### EXERCISE GOAL
Return copies of the lines below that mention "rail".

### SUPPLIED MATERIAL

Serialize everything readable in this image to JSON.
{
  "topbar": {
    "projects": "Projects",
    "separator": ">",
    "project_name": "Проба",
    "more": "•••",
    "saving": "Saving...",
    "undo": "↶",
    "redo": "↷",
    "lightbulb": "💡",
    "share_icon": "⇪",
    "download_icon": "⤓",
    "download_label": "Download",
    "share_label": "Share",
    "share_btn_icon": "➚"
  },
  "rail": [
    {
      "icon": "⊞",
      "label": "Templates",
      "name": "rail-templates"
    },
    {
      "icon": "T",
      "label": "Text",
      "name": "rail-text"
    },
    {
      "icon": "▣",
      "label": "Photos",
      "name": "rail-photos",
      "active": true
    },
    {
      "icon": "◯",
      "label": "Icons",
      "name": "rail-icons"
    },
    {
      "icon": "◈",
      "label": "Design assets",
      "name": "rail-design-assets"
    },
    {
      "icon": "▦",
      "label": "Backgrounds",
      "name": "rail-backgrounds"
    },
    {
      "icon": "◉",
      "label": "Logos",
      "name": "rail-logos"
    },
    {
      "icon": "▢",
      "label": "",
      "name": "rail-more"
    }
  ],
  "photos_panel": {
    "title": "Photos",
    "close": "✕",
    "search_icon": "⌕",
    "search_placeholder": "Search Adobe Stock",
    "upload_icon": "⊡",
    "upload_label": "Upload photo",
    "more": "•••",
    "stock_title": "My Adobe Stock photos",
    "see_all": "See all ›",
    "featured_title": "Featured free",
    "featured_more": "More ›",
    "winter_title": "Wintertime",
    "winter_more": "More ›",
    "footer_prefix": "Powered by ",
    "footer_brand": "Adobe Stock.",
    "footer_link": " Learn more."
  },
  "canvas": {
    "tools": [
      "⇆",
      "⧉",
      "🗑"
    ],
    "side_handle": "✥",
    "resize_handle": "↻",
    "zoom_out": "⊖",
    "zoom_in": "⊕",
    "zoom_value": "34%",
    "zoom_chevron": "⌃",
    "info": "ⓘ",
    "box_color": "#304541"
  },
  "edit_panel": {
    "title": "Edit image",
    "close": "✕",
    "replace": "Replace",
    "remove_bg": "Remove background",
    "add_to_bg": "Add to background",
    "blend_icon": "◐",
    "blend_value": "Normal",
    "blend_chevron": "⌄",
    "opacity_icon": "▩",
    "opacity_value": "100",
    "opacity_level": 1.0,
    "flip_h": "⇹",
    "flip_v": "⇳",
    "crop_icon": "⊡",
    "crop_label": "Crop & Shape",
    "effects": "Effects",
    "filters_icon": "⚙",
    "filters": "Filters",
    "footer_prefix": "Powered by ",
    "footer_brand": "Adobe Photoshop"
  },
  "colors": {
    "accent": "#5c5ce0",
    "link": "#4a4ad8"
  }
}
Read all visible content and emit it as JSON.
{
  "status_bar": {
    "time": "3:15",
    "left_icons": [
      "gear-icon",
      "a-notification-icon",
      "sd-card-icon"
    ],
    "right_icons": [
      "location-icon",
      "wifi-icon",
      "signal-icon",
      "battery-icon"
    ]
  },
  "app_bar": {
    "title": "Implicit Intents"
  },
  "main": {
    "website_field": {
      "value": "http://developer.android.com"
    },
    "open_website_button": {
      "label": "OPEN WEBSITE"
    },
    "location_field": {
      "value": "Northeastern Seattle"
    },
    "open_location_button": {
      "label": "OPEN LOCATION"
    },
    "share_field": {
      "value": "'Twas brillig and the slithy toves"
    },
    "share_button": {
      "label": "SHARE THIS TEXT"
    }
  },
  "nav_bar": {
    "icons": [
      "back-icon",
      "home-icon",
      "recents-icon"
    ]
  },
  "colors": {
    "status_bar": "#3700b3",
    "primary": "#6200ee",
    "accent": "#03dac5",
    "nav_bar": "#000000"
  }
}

### WRITTEN RESPONSE
  "rail": [
      "name": "rail-templates"
      "name": "rail-text"
      "name": "rail-photos",
      "name": "rail-icons"
      "name": "rail-design-assets"
      "name": "rail-backgrounds"
      "name": "rail-logos"
      "name": "rail-more"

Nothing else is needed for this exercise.